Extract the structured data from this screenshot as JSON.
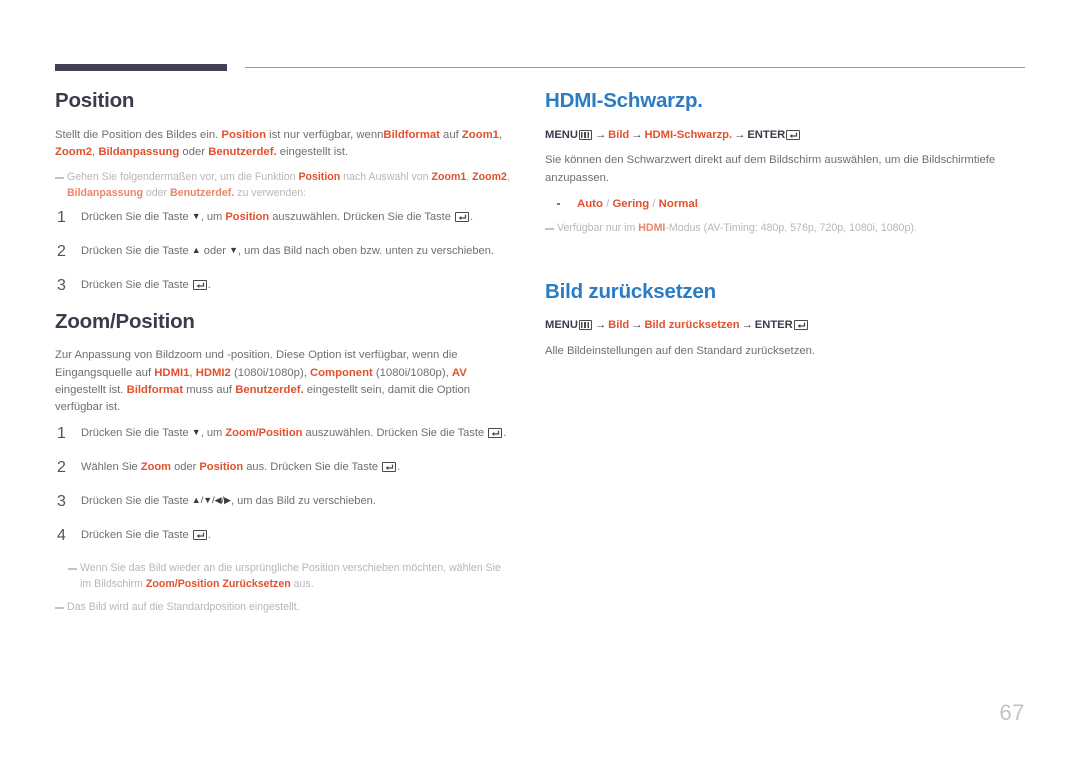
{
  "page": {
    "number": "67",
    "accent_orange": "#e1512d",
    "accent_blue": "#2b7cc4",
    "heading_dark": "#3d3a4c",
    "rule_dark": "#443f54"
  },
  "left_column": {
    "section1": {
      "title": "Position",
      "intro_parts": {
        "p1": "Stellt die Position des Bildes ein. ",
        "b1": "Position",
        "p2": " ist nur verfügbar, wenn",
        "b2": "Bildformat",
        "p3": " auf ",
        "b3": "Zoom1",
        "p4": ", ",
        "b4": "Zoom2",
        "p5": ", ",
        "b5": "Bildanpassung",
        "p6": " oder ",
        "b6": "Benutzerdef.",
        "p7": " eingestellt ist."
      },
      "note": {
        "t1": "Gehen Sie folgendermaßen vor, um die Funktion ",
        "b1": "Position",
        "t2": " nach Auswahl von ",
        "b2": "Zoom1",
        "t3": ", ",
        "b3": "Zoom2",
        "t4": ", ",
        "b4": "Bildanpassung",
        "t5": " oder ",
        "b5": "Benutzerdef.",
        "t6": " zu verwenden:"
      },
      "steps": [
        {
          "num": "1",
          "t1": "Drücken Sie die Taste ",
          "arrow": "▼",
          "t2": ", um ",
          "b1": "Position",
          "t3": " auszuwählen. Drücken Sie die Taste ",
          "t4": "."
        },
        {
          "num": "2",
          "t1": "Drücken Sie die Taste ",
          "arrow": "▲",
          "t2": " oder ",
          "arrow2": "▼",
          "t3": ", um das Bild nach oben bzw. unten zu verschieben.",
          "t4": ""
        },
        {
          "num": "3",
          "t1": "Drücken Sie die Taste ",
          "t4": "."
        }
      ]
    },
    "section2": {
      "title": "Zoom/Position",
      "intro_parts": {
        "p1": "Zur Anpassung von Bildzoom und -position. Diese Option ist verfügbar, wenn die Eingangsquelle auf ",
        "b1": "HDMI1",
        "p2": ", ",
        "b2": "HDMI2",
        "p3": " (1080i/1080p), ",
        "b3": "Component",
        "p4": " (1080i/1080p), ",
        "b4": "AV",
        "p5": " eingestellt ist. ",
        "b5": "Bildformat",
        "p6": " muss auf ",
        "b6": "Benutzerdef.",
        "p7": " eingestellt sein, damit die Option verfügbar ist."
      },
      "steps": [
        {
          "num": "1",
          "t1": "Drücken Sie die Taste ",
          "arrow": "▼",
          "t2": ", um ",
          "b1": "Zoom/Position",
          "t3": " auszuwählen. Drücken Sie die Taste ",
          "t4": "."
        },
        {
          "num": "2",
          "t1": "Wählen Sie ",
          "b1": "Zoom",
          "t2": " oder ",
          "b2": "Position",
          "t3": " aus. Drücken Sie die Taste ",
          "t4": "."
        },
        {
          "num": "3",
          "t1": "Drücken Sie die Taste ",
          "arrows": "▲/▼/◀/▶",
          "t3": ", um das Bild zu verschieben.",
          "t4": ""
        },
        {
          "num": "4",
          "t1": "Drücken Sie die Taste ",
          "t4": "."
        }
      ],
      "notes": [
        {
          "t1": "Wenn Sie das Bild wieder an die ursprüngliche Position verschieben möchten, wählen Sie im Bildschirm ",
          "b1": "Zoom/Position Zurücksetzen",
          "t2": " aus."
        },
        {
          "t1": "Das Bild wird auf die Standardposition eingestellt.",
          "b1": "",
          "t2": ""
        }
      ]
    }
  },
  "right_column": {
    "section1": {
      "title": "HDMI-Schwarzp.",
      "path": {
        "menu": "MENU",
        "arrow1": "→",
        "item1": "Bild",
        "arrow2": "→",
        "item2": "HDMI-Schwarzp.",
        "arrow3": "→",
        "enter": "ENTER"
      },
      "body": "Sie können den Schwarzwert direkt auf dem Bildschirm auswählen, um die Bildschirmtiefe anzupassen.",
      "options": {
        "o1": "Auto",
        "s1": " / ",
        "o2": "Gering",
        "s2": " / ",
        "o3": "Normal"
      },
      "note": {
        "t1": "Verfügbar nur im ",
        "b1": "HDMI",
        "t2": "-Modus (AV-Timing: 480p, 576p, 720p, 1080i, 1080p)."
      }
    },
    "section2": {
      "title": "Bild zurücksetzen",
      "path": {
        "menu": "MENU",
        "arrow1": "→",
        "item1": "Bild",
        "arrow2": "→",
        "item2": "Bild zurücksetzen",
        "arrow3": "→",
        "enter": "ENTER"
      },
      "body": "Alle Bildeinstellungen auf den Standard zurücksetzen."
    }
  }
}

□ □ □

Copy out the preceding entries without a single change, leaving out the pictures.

*COMPLETED TASK:*
Extract the structured data from this screenshot as JSON.
{
  "page": {
    "number": "67",
    "accent_orange": "#e1512d",
    "accent_blue": "#2b7cc4",
    "heading_dark": "#3d3a4c",
    "rule_dark": "#443f54"
  },
  "left_column": {
    "section1": {
      "title": "Position",
      "intro_parts": {
        "p1": "Stellt die Position des Bildes ein. ",
        "b1": "Position",
        "p2": " ist nur verfügbar, wenn",
        "b2": "Bildformat",
        "p3": " auf ",
        "b3": "Zoom1",
        "p4": ", ",
        "b4": "Zoom2",
        "p5": ", ",
        "b5": "Bildanpassung",
        "p6": " oder ",
        "b6": "Benutzerdef.",
        "p7": " eingestellt ist."
      },
      "note": {
        "t1": "Gehen Sie folgendermaßen vor, um die Funktion ",
        "b1": "Position",
        "t2": " nach Auswahl von ",
        "b2": "Zoom1",
        "t3": ", ",
        "b3": "Zoom2",
        "t4": ", ",
        "b4": "Bildanpassung",
        "t5": " oder ",
        "b5": "Benutzerdef.",
        "t6": " zu verwenden:"
      },
      "steps": [
        {
          "num": "1",
          "t1": "Drücken Sie die Taste ",
          "arrow": "▼",
          "t2": ", um ",
          "b1": "Position",
          "t3": " auszuwählen. Drücken Sie die Taste ",
          "t4": "."
        },
        {
          "num": "2",
          "t1": "Drücken Sie die Taste ",
          "arrow": "▲",
          "t2": " oder ",
          "arrow2": "▼",
          "t3": ", um das Bild nach oben bzw. unten zu verschieben.",
          "t4": ""
        },
        {
          "num": "3",
          "t1": "Drücken Sie die Taste ",
          "t4": "."
        }
      ]
    },
    "section2": {
      "title": "Zoom/Position",
      "intro_parts": {
        "p1": "Zur Anpassung von Bildzoom und -position. Diese Option ist verfügbar, wenn die Eingangsquelle auf ",
        "b1": "HDMI1",
        "p2": ", ",
        "b2": "HDMI2",
        "p3": " (1080i/1080p), ",
        "b3": "Component",
        "p4": " (1080i/1080p), ",
        "b4": "AV",
        "p5": " eingestellt ist. ",
        "b5": "Bildformat",
        "p6": " muss auf ",
        "b6": "Benutzerdef.",
        "p7": " eingestellt sein, damit die Option verfügbar ist."
      },
      "steps": [
        {
          "num": "1",
          "t1": "Drücken Sie die Taste ",
          "arrow": "▼",
          "t2": ", um ",
          "b1": "Zoom/Position",
          "t3": " auszuwählen. Drücken Sie die Taste ",
          "t4": "."
        },
        {
          "num": "2",
          "t1": "Wählen Sie ",
          "b1": "Zoom",
          "t2": " oder ",
          "b2": "Position",
          "t3": " aus. Drücken Sie die Taste ",
          "t4": "."
        },
        {
          "num": "3",
          "t1": "Drücken Sie die Taste ",
          "arrows": "▲/▼/◀/▶",
          "t3": ", um das Bild zu verschieben.",
          "t4": ""
        },
        {
          "num": "4",
          "t1": "Drücken Sie die Taste ",
          "t4": "."
        }
      ],
      "notes": [
        {
          "t1": "Wenn Sie das Bild wieder an die ursprüngliche Position verschieben möchten, wählen Sie im Bildschirm ",
          "b1": "Zoom/Position Zurücksetzen",
          "t2": " aus."
        },
        {
          "t1": "Das Bild wird auf die Standardposition eingestellt.",
          "b1": "",
          "t2": ""
        }
      ]
    }
  },
  "right_column": {
    "section1": {
      "title": "HDMI-Schwarzp.",
      "path": {
        "menu": "MENU",
        "arrow1": "→",
        "item1": "Bild",
        "arrow2": "→",
        "item2": "HDMI-Schwarzp.",
        "arrow3": "→",
        "enter": "ENTER"
      },
      "body": "Sie können den Schwarzwert direkt auf dem Bildschirm auswählen, um die Bildschirmtiefe anzupassen.",
      "options": {
        "o1": "Auto",
        "s1": " / ",
        "o2": "Gering",
        "s2": " / ",
        "o3": "Normal"
      },
      "note": {
        "t1": "Verfügbar nur im ",
        "b1": "HDMI",
        "t2": "-Modus (AV-Timing: 480p, 576p, 720p, 1080i, 1080p)."
      }
    },
    "section2": {
      "title": "Bild zurücksetzen",
      "path": {
        "menu": "MENU",
        "arrow1": "→",
        "item1": "Bild",
        "arrow2": "→",
        "item2": "Bild zurücksetzen",
        "arrow3": "→",
        "enter": "ENTER"
      },
      "body": "Alle Bildeinstellungen auf den Standard zurücksetzen."
    }
  }
}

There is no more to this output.